→ Stored items from a collection:
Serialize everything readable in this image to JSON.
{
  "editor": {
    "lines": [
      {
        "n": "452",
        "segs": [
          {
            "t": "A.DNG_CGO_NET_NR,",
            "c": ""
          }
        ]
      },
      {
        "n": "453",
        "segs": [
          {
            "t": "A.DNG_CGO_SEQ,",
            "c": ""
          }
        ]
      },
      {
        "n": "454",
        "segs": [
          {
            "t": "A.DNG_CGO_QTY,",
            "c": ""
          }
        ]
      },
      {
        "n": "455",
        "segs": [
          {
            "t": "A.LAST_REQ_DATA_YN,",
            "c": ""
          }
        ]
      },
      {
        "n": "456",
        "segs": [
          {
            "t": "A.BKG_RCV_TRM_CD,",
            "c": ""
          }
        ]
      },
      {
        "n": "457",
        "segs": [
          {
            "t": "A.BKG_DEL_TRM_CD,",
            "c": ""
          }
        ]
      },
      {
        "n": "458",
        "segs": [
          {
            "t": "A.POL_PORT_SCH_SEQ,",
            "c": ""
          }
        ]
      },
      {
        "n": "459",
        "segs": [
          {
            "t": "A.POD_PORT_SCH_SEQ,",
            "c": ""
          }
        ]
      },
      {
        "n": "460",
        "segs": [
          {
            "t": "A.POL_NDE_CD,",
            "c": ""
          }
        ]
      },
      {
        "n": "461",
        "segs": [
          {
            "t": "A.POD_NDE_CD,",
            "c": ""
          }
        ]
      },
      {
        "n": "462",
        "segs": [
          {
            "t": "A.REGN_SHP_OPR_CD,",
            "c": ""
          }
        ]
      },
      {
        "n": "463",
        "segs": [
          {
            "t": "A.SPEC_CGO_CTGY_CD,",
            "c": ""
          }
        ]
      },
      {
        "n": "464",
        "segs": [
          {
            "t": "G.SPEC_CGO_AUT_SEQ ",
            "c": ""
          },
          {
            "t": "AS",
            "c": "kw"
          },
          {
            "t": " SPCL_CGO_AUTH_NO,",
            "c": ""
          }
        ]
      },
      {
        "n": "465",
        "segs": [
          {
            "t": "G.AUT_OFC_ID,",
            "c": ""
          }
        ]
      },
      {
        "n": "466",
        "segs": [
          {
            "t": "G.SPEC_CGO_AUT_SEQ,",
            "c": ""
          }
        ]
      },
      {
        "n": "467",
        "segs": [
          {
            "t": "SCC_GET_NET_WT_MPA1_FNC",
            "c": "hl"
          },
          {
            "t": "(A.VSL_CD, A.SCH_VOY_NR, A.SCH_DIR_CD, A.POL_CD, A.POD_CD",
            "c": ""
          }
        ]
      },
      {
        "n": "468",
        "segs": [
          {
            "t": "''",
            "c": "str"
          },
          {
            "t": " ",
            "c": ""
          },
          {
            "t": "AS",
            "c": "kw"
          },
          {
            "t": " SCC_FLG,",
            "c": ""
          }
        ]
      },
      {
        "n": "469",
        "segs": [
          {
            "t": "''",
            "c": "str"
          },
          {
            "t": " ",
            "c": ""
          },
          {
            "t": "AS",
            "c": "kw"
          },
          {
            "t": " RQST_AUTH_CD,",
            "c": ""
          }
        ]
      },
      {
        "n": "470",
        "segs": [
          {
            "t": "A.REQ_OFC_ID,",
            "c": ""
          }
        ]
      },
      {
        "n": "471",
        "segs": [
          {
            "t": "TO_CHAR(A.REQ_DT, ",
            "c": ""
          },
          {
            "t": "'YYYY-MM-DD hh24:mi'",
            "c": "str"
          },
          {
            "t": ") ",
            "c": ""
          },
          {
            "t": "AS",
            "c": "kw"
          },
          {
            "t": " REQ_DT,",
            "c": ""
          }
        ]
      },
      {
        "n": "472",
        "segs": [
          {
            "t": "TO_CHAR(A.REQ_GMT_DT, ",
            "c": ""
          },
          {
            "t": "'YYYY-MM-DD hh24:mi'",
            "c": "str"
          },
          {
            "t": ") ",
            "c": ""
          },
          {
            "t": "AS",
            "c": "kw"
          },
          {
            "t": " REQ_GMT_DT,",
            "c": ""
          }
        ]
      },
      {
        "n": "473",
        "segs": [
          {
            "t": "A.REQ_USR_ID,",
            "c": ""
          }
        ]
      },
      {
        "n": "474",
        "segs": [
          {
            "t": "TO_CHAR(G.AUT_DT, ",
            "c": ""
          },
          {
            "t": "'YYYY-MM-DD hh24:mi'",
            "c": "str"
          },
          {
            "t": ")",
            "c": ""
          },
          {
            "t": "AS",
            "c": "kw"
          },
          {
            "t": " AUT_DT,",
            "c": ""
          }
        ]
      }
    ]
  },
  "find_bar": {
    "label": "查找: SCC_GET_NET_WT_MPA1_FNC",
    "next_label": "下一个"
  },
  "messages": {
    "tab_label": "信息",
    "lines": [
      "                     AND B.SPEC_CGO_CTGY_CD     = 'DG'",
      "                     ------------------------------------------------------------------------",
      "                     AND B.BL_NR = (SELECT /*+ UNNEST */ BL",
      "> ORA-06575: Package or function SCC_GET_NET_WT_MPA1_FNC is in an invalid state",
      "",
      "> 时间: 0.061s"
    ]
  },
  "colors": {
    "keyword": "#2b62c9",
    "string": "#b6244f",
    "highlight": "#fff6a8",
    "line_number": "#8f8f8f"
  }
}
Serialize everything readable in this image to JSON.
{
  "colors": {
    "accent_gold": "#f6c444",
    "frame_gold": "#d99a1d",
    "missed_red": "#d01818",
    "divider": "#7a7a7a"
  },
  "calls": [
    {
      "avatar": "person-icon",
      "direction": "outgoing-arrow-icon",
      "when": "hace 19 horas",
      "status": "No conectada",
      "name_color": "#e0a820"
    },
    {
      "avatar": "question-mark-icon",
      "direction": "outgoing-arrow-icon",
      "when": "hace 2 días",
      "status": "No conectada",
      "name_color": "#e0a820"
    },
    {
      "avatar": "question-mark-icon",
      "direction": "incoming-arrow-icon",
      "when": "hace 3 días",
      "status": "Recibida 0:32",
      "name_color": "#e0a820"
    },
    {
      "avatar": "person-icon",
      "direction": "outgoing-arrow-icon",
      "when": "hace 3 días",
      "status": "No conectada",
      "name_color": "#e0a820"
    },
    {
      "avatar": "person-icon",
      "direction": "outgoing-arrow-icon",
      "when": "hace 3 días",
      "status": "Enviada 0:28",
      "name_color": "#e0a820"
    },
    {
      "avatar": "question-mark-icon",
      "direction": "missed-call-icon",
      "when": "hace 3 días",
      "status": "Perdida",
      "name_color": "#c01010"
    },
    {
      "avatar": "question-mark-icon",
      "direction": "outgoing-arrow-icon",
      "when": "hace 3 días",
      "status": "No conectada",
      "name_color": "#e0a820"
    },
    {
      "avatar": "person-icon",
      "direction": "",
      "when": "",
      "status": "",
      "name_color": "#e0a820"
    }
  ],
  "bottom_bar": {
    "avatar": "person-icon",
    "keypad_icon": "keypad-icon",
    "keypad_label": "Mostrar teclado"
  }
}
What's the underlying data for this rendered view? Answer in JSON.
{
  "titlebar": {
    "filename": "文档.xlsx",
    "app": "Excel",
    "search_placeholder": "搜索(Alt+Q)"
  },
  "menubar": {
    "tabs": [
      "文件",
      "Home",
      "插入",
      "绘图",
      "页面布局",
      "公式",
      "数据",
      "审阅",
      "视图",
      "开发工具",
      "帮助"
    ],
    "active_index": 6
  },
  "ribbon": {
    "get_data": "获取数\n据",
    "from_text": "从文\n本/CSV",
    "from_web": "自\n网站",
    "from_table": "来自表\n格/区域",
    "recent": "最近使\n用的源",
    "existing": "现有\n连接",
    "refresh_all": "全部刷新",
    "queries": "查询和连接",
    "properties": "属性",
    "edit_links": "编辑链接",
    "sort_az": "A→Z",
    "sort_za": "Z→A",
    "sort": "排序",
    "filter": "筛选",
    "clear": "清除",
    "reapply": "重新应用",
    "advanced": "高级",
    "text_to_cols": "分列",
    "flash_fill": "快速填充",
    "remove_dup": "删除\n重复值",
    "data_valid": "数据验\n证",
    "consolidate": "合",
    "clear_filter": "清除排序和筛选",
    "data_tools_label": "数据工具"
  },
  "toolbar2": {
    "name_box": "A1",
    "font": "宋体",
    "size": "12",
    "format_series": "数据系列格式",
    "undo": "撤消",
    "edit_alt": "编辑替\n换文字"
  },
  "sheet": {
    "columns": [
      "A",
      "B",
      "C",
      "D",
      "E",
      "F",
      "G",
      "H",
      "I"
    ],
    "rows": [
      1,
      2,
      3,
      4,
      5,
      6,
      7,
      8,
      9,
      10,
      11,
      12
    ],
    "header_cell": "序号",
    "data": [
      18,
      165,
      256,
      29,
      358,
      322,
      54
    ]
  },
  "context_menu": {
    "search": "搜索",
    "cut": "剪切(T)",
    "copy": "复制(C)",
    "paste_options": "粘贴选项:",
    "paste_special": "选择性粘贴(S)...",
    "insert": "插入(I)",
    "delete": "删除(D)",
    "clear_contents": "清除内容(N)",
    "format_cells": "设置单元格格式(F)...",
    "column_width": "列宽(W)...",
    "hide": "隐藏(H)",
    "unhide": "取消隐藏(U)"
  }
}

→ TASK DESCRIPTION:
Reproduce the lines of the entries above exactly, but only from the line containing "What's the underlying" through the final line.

→ TASK RESULT:
What's the underlying data for this rendered view? Answer in JSON.
{
  "titlebar": {
    "filename": "文档.xlsx",
    "app": "Excel",
    "search_placeholder": "搜索(Alt+Q)"
  },
  "menubar": {
    "tabs": [
      "文件",
      "Home",
      "插入",
      "绘图",
      "页面布局",
      "公式",
      "数据",
      "审阅",
      "视图",
      "开发工具",
      "帮助"
    ],
    "active_index": 6
  },
  "ribbon": {
    "get_data": "获取数\n据",
    "from_text": "从文\n本/CSV",
    "from_web": "自\n网站",
    "from_table": "来自表\n格/区域",
    "recent": "最近使\n用的源",
    "existing": "现有\n连接",
    "refresh_all": "全部刷新",
    "queries": "查询和连接",
    "properties": "属性",
    "edit_links": "编辑链接",
    "sort_az": "A→Z",
    "sort_za": "Z→A",
    "sort": "排序",
    "filter": "筛选",
    "clear": "清除",
    "reapply": "重新应用",
    "advanced": "高级",
    "text_to_cols": "分列",
    "flash_fill": "快速填充",
    "remove_dup": "删除\n重复值",
    "data_valid": "数据验\n证",
    "consolidate": "合",
    "clear_filter": "清除排序和筛选",
    "data_tools_label": "数据工具"
  },
  "toolbar2": {
    "name_box": "A1",
    "font": "宋体",
    "size": "12",
    "format_series": "数据系列格式",
    "undo": "撤消",
    "edit_alt": "编辑替\n换文字"
  },
  "sheet": {
    "columns": [
      "A",
      "B",
      "C",
      "D",
      "E",
      "F",
      "G",
      "H",
      "I"
    ],
    "rows": [
      1,
      2,
      3,
      4,
      5,
      6,
      7,
      8,
      9,
      10,
      11,
      12
    ],
    "header_cell": "序号",
    "data": [
      18,
      165,
      256,
      29,
      358,
      322,
      54
    ]
  },
  "context_menu": {
    "search": "搜索",
    "cut": "剪切(T)",
    "copy": "复制(C)",
    "paste_options": "粘贴选项:",
    "paste_special": "选择性粘贴(S)...",
    "insert": "插入(I)",
    "delete": "删除(D)",
    "clear_contents": "清除内容(N)",
    "format_cells": "设置单元格格式(F)...",
    "column_width": "列宽(W)...",
    "hide": "隐藏(H)",
    "unhide": "取消隐藏(U)"
  }
}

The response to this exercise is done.